In slasher 'They/Them,' queer people are the heroes, not the victims
"They/Them" writer and director John Logan said he wanted the Peacock horror film, set in an eerie conversion therapy camp, to include "a collection of heroes."
John Logan is no stranger to crafting blockbuster films, having written the screenplays for “Gladiator,” “Hugo,” “Skyfall,” “The Aviator” and “Sweeney Todd: The Demon Barber of Fleet Street.” But for his feature directorial debut, the three-time Oscar-nominated screenwriter wanted to pen a love letter to the slasher genre with a set of queer protagonists that his younger self always wanted to see.
“Horror movies have a very complicated relationship with gender and sexual identity, and when I was growing up and watching the first cycle of slasher films, for example, or any horror movies, queer characters were underrepresented,” Logan, 60, told NBC News in a video interview. “They were either invisible, which was horrific in a way, or they were jokes or they were victims, and I know how much it would have meant to me when I was 12, 13, 14 to see a queer hero.”

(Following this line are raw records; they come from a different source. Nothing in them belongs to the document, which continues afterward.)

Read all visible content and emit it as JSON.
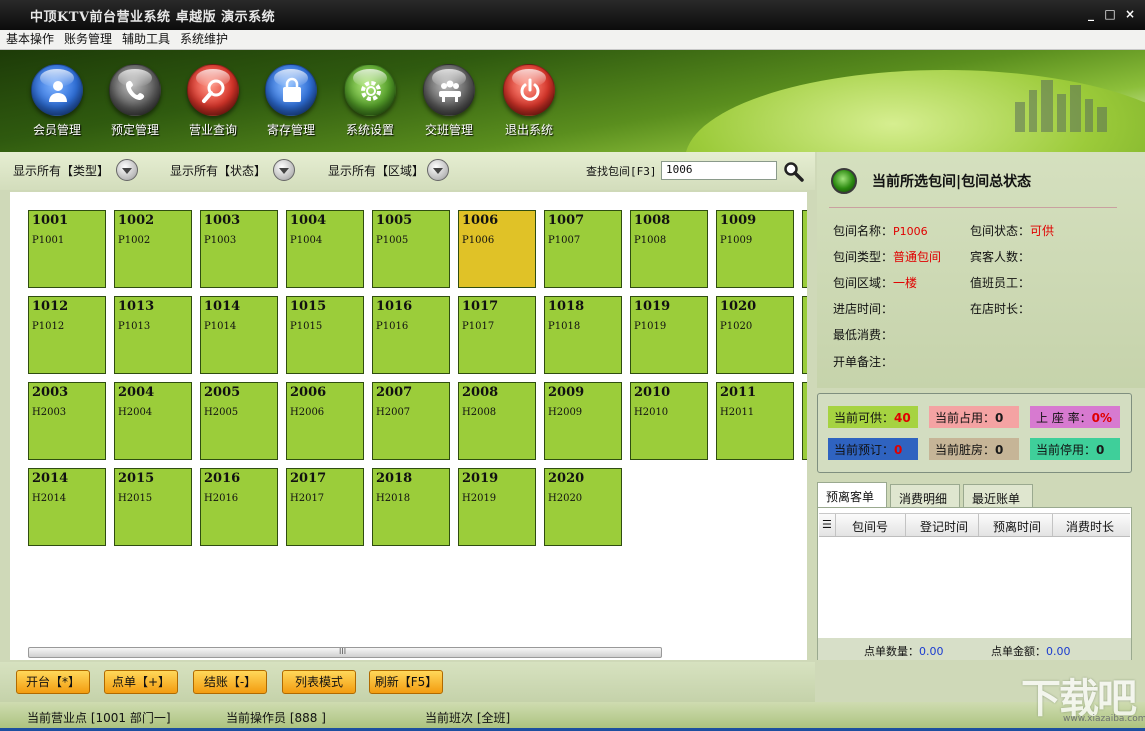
{
  "window": {
    "title": "中顶KTV前台营业系统 卓越版 演示系统",
    "controls": [
      "_",
      "□",
      "×"
    ]
  },
  "menu": [
    "基本操作",
    "账务管理",
    "辅助工具",
    "系统维护"
  ],
  "toolbar": [
    {
      "label": "会员管理",
      "icon": "person-icon",
      "color": "#2f6fd8"
    },
    {
      "label": "预定管理",
      "icon": "phone-icon",
      "color": "#6a6a6a"
    },
    {
      "label": "营业查询",
      "icon": "search-icon",
      "color": "#d8352a"
    },
    {
      "label": "寄存管理",
      "icon": "bag-icon",
      "color": "#2f6fd8"
    },
    {
      "label": "系统设置",
      "icon": "gear-icon",
      "color": "#55a02a"
    },
    {
      "label": "交班管理",
      "icon": "group-icon",
      "color": "#6a6a6a"
    },
    {
      "label": "退出系统",
      "icon": "power-icon",
      "color": "#d8352a"
    }
  ],
  "filters": {
    "type": "显示所有【类型】",
    "status": "显示所有【状态】",
    "area": "显示所有【区域】",
    "search_label": "查找包间[F3]",
    "search_value": "1006"
  },
  "rooms": [
    {
      "no": "1001",
      "code": "P1001"
    },
    {
      "no": "1002",
      "code": "P1002"
    },
    {
      "no": "1003",
      "code": "P1003"
    },
    {
      "no": "1004",
      "code": "P1004"
    },
    {
      "no": "1005",
      "code": "P1005"
    },
    {
      "no": "1006",
      "code": "P1006",
      "selected": true
    },
    {
      "no": "1007",
      "code": "P1007"
    },
    {
      "no": "1008",
      "code": "P1008"
    },
    {
      "no": "1009",
      "code": "P1009"
    },
    {
      "no": "1012",
      "code": "P1012"
    },
    {
      "no": "1013",
      "code": "P1013"
    },
    {
      "no": "1014",
      "code": "P1014"
    },
    {
      "no": "1015",
      "code": "P1015"
    },
    {
      "no": "1016",
      "code": "P1016"
    },
    {
      "no": "1017",
      "code": "P1017"
    },
    {
      "no": "1018",
      "code": "P1018"
    },
    {
      "no": "1019",
      "code": "P1019"
    },
    {
      "no": "1020",
      "code": "P1020"
    },
    {
      "no": "2003",
      "code": "H2003"
    },
    {
      "no": "2004",
      "code": "H2004"
    },
    {
      "no": "2005",
      "code": "H2005"
    },
    {
      "no": "2006",
      "code": "H2006"
    },
    {
      "no": "2007",
      "code": "H2007"
    },
    {
      "no": "2008",
      "code": "H2008"
    },
    {
      "no": "2009",
      "code": "H2009"
    },
    {
      "no": "2010",
      "code": "H2010"
    },
    {
      "no": "2011",
      "code": "H2011"
    },
    {
      "no": "2014",
      "code": "H2014"
    },
    {
      "no": "2015",
      "code": "H2015"
    },
    {
      "no": "2016",
      "code": "H2016"
    },
    {
      "no": "2017",
      "code": "H2017"
    },
    {
      "no": "2018",
      "code": "H2018"
    },
    {
      "no": "2019",
      "code": "H2019"
    },
    {
      "no": "2020",
      "code": "H2020"
    }
  ],
  "room_colors": {
    "available": "#9bcd3a",
    "selected": "#e0c227"
  },
  "detail": {
    "title": "当前所选包间|包间总状态",
    "name_label": "包间名称：",
    "name_value": "P1006",
    "status_label": "包间状态：",
    "status_value": "可供",
    "type_label": "包间类型：",
    "type_value": "普通包间",
    "guests_label": "宾客人数：",
    "area_label": "包间区域：",
    "area_value": "一楼",
    "staff_label": "值班员工：",
    "checkin_label": "进店时间：",
    "duration_label": "在店时长：",
    "min_label": "最低消费：",
    "note_label": "开单备注："
  },
  "stats": [
    {
      "label": "当前可供：",
      "value": "40",
      "bg": "#a6d341",
      "vcolor": "#e00000"
    },
    {
      "label": "当前占用：",
      "value": "0",
      "bg": "#f4a3a3",
      "vcolor": "#1a1a1a"
    },
    {
      "label": "上 座 率：",
      "value": "0%",
      "bg": "#d77ad0",
      "vcolor": "#e00000"
    },
    {
      "label": "当前预订：",
      "value": "0",
      "bg": "#2f63c0",
      "vcolor": "#e00000"
    },
    {
      "label": "当前脏房：",
      "value": "0",
      "bg": "#c6b597",
      "vcolor": "#1a1a1a"
    },
    {
      "label": "当前停用：",
      "value": "0",
      "bg": "#3fcf9a",
      "vcolor": "#1a1a1a"
    }
  ],
  "tabs": [
    "预离客单",
    "消费明细",
    "最近账单"
  ],
  "table": {
    "columns": [
      "包间号",
      "登记时间",
      "预离时间",
      "消费时长"
    ],
    "footer_count_label": "点单数量：",
    "footer_count": "0.00",
    "footer_amount_label": "点单金额：",
    "footer_amount": "0.00"
  },
  "buttons": [
    "开台【*】",
    "点单【+】",
    "结账【-】",
    "列表模式",
    "刷新【F5】"
  ],
  "status": {
    "point": "当前营业点 [1001 部门一]",
    "operator": "当前操作员 [888 ]",
    "shift": "当前班次 [全班]"
  },
  "watermark": {
    "text": "下载吧",
    "url": "www.xiazaiba.com"
  }
}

Produced by Jason Blum of Blumhouse Productions, “They/Them” — which is cleverly pronounced “they-slash-them” and premieres Friday on Peacock — follows a group of LGBTQ campers who are promised “a new sense of freedom” when they arrive at Camp Whistler, a conversion therapy camp run by Owen Whistler (Kevin Bacon), his sadistic therapist wife Cora (Carrie Preston) and a group of suspiciously inviting counselors. But as the workers attempt to break down each of the attendees, a mysterious killer starts claiming unsuspecting victims, and the campers are forced to band together in the fight for survival.
Theo Germaine, center, and Austin Crute in "They/Them." Josh Stringer / BlumhouseThe terrifying premise for “They/Them” had been germinating in Logan’s mind for years, he said, and he wrote two of the roles with specific actors in mind: Bacon as the owner and Brazilian actor Darwin Del Fabro as an enigmatic camper named Gabriel. And while he had not initially considered helming the film, Logan “became very attached” as he wrote the screenplay, “because it was so personal,” and Blum encouraged him to direct it, Logan said.
“Very rarely I write with a particular actor in mind, but the minute I sat down to start writing Owen Whistler, I kept hearing Kevin’s voice,” he explained. “One of the things that Kevin is so adept at is playing nuance. When we first meet Owen Whistler, he seems very sane, very reasonable and charming, and Kevin could charm the birds from the trees, and yet he’s able to also just turn on a moment to have a threat and an aura of danger around him. … He was a great collaborator all the way through.”